[Records from a collection]
((
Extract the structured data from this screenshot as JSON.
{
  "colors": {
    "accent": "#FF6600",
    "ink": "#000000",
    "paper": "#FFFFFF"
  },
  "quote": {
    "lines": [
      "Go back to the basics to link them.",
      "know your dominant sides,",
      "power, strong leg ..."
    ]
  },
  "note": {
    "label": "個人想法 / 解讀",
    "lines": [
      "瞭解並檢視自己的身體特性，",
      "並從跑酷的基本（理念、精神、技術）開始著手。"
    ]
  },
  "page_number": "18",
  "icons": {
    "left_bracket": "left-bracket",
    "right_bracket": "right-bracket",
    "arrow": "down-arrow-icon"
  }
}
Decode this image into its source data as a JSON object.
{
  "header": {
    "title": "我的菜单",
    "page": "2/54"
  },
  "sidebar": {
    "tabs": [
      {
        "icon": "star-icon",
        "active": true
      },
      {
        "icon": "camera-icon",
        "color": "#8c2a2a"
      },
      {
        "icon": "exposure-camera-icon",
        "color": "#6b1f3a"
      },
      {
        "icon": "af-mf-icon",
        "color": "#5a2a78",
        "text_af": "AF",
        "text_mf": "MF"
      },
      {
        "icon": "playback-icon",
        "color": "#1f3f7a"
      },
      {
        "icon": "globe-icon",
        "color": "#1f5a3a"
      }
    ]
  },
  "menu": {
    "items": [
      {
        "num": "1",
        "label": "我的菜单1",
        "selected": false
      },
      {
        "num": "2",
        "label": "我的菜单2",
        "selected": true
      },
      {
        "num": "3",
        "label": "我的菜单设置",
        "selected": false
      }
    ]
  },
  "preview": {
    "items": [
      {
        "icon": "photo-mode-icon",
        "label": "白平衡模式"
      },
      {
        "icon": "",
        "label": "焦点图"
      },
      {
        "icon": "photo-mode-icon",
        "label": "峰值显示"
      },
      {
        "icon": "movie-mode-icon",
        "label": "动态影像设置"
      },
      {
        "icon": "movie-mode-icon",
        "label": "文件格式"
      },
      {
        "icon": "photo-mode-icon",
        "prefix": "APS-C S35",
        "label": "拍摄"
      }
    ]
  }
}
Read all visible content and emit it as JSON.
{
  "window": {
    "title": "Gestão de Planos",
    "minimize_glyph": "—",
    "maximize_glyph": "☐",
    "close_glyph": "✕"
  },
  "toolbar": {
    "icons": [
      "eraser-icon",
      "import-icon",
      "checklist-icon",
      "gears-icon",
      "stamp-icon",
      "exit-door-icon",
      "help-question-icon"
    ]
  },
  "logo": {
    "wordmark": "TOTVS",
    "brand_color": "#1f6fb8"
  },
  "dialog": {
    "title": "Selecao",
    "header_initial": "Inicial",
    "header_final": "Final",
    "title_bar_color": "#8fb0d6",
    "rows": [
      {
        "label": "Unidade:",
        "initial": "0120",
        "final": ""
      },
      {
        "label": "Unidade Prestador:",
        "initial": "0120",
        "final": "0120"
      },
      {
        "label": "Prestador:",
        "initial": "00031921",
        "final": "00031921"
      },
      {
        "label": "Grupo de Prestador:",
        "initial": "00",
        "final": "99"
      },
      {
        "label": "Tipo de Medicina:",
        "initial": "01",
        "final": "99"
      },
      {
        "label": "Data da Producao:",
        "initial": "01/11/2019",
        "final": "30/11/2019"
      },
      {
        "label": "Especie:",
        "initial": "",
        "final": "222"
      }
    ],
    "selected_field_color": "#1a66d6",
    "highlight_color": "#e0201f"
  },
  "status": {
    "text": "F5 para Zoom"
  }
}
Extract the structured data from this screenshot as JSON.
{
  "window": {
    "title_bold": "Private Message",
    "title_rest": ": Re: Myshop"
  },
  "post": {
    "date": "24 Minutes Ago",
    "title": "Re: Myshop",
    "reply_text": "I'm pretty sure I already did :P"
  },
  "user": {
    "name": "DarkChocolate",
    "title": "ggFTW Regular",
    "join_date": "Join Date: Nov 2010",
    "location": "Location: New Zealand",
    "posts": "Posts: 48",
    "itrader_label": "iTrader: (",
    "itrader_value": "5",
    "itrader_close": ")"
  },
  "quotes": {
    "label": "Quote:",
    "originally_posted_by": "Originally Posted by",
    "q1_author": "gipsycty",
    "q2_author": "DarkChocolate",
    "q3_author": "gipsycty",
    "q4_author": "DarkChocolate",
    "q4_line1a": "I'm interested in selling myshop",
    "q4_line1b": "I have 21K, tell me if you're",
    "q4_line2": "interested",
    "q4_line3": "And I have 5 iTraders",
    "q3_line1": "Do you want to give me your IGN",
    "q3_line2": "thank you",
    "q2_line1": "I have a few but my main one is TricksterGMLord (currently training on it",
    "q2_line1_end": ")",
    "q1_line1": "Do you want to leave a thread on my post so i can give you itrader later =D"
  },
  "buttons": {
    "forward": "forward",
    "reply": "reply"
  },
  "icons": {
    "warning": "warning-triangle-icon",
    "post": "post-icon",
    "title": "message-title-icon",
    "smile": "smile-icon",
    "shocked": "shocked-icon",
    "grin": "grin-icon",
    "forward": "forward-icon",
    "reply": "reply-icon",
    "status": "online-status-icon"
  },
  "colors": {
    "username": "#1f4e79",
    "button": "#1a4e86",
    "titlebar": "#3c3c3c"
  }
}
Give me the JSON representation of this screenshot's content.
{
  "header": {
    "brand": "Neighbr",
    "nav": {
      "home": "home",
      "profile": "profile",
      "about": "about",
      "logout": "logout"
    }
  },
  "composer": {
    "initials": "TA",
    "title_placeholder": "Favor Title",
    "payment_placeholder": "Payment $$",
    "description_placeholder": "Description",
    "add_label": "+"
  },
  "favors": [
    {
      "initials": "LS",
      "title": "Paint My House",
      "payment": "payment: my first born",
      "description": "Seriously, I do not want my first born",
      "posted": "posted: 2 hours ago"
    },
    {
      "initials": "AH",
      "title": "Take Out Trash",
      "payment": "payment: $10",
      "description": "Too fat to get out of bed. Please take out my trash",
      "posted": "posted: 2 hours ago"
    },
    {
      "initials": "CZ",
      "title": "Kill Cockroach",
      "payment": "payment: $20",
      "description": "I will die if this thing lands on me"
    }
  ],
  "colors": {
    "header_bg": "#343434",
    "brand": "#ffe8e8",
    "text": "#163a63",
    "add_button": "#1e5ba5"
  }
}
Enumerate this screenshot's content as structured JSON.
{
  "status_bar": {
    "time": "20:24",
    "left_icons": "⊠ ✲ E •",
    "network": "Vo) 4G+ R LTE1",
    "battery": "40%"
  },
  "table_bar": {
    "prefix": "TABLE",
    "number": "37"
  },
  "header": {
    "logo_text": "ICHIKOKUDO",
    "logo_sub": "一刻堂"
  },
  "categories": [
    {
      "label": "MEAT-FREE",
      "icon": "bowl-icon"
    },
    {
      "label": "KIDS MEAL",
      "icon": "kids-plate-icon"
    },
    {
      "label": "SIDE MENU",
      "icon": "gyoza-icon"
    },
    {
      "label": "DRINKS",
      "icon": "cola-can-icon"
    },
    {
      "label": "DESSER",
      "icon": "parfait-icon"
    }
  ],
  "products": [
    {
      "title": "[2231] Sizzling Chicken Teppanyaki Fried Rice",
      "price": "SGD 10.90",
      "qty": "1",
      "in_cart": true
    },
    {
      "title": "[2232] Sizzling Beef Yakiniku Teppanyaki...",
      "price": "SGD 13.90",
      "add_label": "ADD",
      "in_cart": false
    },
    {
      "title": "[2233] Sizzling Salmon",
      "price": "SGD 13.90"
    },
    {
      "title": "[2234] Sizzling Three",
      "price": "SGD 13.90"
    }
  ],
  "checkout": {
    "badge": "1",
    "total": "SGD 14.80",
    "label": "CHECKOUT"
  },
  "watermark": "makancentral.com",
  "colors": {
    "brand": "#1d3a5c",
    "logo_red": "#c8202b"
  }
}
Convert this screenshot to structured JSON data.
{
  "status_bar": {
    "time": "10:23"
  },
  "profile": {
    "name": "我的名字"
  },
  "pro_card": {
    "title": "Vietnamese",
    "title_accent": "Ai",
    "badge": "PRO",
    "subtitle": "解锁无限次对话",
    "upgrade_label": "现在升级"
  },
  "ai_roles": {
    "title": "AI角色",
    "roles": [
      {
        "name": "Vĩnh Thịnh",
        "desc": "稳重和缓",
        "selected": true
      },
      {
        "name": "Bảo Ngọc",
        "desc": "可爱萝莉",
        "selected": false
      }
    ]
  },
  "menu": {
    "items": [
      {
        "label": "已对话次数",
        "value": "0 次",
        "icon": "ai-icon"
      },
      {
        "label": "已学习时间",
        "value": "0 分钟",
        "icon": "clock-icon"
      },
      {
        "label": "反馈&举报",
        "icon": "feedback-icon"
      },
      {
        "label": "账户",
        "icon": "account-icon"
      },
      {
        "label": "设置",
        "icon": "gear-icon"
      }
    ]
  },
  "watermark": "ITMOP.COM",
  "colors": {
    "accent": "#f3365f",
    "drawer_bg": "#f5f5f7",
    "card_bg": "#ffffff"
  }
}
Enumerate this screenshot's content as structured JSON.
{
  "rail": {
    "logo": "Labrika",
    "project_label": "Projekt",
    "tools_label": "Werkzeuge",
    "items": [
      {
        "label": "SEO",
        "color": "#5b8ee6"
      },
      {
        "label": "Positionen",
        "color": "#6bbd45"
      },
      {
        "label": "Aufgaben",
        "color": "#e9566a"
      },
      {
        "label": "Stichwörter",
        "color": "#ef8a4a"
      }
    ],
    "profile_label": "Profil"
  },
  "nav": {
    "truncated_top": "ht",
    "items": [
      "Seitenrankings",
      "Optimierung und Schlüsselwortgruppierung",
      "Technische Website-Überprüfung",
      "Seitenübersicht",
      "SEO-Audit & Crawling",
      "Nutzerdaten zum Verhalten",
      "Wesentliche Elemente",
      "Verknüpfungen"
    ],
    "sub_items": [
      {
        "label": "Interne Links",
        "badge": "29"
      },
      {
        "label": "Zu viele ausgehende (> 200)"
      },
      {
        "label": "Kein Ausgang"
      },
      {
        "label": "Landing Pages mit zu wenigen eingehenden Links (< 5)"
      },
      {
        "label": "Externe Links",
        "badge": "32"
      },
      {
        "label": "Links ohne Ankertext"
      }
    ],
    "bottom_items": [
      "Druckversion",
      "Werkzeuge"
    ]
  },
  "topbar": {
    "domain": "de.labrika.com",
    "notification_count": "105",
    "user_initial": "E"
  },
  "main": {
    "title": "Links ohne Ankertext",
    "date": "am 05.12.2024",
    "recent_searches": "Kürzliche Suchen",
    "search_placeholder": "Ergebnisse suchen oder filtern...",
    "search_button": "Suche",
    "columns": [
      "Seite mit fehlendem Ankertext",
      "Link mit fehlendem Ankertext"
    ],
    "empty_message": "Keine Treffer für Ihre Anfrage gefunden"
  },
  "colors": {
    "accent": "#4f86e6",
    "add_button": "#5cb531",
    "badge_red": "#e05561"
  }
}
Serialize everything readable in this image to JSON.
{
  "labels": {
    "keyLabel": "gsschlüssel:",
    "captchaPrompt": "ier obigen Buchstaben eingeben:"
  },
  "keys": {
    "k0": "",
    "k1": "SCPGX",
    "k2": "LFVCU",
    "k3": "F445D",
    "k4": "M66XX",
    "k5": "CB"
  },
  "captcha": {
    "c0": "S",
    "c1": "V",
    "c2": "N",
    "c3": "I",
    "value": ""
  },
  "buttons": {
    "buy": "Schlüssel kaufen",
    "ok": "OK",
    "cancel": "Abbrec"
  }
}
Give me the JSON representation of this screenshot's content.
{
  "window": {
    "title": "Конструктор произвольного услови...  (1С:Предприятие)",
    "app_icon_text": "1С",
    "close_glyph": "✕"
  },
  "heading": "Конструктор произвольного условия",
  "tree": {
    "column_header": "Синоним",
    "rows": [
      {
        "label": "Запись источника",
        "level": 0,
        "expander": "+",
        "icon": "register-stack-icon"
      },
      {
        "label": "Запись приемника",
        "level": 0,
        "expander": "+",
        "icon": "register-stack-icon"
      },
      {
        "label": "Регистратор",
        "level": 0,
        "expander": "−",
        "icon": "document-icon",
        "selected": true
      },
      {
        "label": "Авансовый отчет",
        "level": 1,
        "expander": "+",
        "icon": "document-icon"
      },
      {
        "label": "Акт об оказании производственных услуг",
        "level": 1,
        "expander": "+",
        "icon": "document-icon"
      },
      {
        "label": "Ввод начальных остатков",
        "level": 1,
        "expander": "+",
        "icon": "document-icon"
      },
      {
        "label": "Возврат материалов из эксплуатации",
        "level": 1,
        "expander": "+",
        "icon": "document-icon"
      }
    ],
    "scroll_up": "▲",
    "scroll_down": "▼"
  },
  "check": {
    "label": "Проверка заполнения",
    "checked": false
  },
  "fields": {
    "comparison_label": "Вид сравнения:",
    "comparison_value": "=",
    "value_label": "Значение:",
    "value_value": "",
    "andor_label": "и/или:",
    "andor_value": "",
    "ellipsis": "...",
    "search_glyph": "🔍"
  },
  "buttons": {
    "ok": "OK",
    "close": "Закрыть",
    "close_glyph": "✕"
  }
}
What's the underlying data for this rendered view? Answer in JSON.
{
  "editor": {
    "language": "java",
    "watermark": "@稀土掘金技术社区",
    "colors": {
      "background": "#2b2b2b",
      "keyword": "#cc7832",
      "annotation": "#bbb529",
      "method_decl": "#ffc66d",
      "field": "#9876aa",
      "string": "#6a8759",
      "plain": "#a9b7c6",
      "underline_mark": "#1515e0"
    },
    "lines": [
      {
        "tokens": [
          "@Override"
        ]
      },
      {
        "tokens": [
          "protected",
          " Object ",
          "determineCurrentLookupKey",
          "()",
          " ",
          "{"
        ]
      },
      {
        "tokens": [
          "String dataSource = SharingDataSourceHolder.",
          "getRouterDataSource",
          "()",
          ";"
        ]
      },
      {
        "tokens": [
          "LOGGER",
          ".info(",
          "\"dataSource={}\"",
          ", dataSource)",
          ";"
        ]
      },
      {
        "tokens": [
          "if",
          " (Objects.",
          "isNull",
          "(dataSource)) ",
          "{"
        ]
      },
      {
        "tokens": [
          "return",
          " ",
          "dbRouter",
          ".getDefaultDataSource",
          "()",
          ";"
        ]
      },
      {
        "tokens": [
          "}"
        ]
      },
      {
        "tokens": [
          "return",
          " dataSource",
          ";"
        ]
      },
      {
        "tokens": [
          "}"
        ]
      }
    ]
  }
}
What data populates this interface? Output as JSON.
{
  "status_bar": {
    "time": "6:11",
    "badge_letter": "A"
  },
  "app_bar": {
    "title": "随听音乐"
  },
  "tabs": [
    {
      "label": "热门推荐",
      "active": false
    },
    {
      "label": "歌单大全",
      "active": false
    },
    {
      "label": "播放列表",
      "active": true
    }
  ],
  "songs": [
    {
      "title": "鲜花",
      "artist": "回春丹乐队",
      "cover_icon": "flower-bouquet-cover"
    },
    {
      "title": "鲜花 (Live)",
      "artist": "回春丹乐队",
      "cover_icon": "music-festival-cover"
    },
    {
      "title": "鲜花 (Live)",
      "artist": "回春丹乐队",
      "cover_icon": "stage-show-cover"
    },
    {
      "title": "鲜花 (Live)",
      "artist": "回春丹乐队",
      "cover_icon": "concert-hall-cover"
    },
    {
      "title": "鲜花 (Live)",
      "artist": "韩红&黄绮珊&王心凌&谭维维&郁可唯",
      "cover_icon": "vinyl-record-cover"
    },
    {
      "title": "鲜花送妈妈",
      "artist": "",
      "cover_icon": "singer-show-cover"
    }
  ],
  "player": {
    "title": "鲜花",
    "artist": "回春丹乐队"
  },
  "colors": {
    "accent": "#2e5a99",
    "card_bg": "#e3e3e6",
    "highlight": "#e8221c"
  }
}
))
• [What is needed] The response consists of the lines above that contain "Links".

• [Output of the task]
        "label": "Interne Links",
        "label": "Landing Pages mit zu wenigen eingehenden Links (< 5)"
        "label": "Externe Links",
        "label": "Links ohne Ankertext"
    "title": "Links ohne Ankertext",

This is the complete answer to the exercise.